By Jim Schutze
By Rachel Watts
By Lauren Drewes Daniels
By Anna Merlan
By Lee Escobedo
Barry bad deal
After reading an advance copy of the Observer this week, I must comment that the Switzer article ["Losing it," October 16] seemed spineless, comfortably floating pro/con reasons why he can't motivate the Dallas Cowboys. This analysis of the Cowboys' losing streak may be comforting to all the "Switzer-haters," but true fans of the Dallas Cowboys know that the owner sold the team up the river on "deals" like Deion. Everyone knows why Jimmy Johnson left Dallas, and Barry deserves a little credit for accepting the challenge. Of course, anyone could coach the Dallas Cowboys and win the Super Bowl, right?
Thank you for the excellent article about the Dallas Sidekicks team and Coach Jago written by Robert Wilonsky ["Net loss," October 9]--something Dallas Sidekicks fans are not likely to read in the Fort Worth Star-Telegram.
Thank you for the insight into Coach Jago. Coach Jago and the players have class--something few professional players have today. I have always felt that my family's time spent watching the Sidekicks play professional soccer on TV or in person was and is always time well spent!
It takes a village
I am responding to your article written about Carlos Jackson and the oasis that he created in West Dallas ["Hollow victory," October 9]. Carlos is one of the greatest African-American minds here in Dallas. His vision was ahead of its time in a city that opposes any kind of mental freedom for African-Americans. The power structure of this city's management team made Mr. Jackson Public Enemy Number One in the early '90s. The real crime that was committed was that the so-called leaders in the African-American community did nothing to assist Mr. Jackson with his efforts. If it cannot put them in the limelight, then they feel that certain topics are not important enough for their celebrity status.
Dallas' marketing is based on the Wild West, from the Cowboys to the Rangers--even the Mavericks. The fashion is ropers, boots, stirrups, and let us not forget the ten-gallon hats. This city is definitely not an inclusive, multi-cultural environment that is productive for everyone.
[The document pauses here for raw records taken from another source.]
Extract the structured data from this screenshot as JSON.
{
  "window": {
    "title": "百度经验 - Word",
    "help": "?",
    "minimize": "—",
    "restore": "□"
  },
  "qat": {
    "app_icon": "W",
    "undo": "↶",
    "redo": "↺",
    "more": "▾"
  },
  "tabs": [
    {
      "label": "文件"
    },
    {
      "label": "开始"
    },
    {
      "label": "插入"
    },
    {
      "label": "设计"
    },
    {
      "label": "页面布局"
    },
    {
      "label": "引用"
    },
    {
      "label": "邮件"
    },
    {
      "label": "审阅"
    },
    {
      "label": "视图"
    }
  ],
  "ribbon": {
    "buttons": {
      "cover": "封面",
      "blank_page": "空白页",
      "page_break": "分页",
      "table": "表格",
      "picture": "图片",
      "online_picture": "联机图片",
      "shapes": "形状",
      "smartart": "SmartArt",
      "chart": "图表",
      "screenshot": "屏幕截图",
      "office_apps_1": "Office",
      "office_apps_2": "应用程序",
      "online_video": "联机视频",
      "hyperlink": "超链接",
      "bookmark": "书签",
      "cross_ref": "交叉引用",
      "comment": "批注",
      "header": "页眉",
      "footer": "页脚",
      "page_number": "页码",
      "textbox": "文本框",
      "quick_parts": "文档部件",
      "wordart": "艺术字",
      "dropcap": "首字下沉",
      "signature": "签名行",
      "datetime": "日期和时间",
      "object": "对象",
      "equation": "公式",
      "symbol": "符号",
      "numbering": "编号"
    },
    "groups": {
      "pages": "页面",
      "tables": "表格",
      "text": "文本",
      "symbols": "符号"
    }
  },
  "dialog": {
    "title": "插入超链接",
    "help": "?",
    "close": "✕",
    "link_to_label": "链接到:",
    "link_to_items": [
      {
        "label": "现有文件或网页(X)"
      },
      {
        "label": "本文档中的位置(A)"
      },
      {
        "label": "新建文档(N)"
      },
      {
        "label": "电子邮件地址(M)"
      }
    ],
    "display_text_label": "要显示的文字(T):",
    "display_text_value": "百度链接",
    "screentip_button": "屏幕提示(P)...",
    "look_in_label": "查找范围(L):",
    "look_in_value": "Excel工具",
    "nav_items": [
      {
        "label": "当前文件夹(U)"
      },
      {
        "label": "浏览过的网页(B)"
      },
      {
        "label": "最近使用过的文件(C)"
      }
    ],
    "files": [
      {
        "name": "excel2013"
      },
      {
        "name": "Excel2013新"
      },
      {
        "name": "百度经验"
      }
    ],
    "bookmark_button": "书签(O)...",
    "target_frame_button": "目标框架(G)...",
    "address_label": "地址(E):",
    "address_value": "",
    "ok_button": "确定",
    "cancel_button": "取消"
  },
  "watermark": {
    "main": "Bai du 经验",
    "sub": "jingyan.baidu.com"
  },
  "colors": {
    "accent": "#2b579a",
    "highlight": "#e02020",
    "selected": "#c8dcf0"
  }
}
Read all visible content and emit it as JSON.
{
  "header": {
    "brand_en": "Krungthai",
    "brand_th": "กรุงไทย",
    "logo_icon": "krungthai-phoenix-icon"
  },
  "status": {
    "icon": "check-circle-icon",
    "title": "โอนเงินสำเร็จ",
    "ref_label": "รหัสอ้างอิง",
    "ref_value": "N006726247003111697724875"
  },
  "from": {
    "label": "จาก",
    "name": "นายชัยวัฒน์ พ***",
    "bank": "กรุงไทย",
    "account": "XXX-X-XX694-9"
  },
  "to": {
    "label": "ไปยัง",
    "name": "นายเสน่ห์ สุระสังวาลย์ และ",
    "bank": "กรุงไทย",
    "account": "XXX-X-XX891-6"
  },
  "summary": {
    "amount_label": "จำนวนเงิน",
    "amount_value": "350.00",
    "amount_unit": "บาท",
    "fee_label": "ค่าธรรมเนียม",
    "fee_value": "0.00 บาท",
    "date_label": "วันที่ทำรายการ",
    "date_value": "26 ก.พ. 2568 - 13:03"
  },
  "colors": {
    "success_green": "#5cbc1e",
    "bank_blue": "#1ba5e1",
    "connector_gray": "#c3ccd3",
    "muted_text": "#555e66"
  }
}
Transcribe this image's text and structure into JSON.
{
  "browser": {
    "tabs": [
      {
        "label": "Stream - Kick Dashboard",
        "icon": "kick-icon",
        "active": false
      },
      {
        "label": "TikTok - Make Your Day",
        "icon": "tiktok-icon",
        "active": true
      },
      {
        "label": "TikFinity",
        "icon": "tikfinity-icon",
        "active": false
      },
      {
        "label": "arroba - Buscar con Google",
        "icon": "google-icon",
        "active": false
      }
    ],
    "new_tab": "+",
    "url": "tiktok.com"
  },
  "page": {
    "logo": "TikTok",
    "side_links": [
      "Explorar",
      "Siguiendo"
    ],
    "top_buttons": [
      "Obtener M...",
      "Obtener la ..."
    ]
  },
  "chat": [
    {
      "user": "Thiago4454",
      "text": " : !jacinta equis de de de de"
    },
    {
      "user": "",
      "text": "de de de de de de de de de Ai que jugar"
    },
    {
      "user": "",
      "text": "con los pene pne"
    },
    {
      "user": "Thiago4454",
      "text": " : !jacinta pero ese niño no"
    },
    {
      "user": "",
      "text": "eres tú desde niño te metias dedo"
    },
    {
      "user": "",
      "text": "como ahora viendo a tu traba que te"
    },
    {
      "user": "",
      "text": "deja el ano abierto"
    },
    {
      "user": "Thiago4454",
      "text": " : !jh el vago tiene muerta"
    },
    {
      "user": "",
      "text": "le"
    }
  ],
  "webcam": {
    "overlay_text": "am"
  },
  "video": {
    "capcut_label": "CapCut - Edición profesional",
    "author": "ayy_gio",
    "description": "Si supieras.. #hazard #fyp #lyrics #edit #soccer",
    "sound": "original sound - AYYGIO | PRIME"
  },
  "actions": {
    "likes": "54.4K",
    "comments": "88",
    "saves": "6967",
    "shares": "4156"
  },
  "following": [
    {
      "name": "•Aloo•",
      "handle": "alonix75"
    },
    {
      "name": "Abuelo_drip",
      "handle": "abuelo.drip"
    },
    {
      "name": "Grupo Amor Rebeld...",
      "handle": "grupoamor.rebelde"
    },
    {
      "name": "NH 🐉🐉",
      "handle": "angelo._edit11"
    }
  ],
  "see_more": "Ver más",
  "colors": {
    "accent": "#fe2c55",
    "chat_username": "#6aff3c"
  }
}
This "Old Western" image is portrayed to the world to hide the extremely abhorrent racist activities that occur in this city all day, every day. Come to think of it, how many African-Americans did you see in Bonanza, or The Wild Wild West, or Maverick, or John Wayne films? None.
I would hope that one day all of these self-appointed leaders would stay out of the limelight long enough to actually accomplish something. Mr. Jackson is proof that when you are really trying to make a change for African-Americans in this city, you don't have to be a stage monkey for the media for people to notice you. Unfortunately, those city officials who were watching Mr. Jackson wanted to make sure that no one else saw him or his endeavors.
Mr. Jackson and his family are a testament to the struggle for the mental liberation of African-Americans here in Dallas. The compound was a catalyst of knowledge for African-Americans that is still present in their minds to this day. Thank you, Mr. and Mrs. Jackson.
I feel so sorry for the animal owners that were victimized by this "vet" ["Dr. Lucas' little shop of horrors," October 9]. Yet I can't help wondering why, with all the complaints that were lodged against her in the past, it took so long for the State of Texas to do something about it. She is obviously seriously impaired, and I hope the sentence handed down includes rehab and a psych evaluation before they [Texas] ever reinstate her license. She needs help.
I can't express the horror I felt while reading about Dr. Lucas. What possesses someone to do things like this? The animals can't tell us their feelings--the trauma and horror they went through. What a truly wicked world we are living in!
Thanks are in order for the Observer for their recent article on the veterinarian Lissa Lucas. What would have passed through the metroplex's collective consciousness as a barely perceptible blip on the media horizon, a grisly tale that rated a mere "tsk, tsk" during the evening news, became an important reminder to us of just how heinous our fellow man and woman can be.
There is an additional footnote worth mentioning when one comes across outrageous incidents like this: These human monsters that arise from time to time, abusing and raining cruelty and torment on animals--they didn't just pop up like a poisonous toadstool after a summer front blew through. What is most frightening about these individuals is that they never operate in a vacuum. They have done this before, on a lesser or greater scale, and will do it again and again until someone or something stops them. And worst of all, if they're not caught in time, they are the ones most likely to graduate to greater crimes.
These are exactly the kinds of people that become our cruelest murderers--because they've already had so much practice on other victims.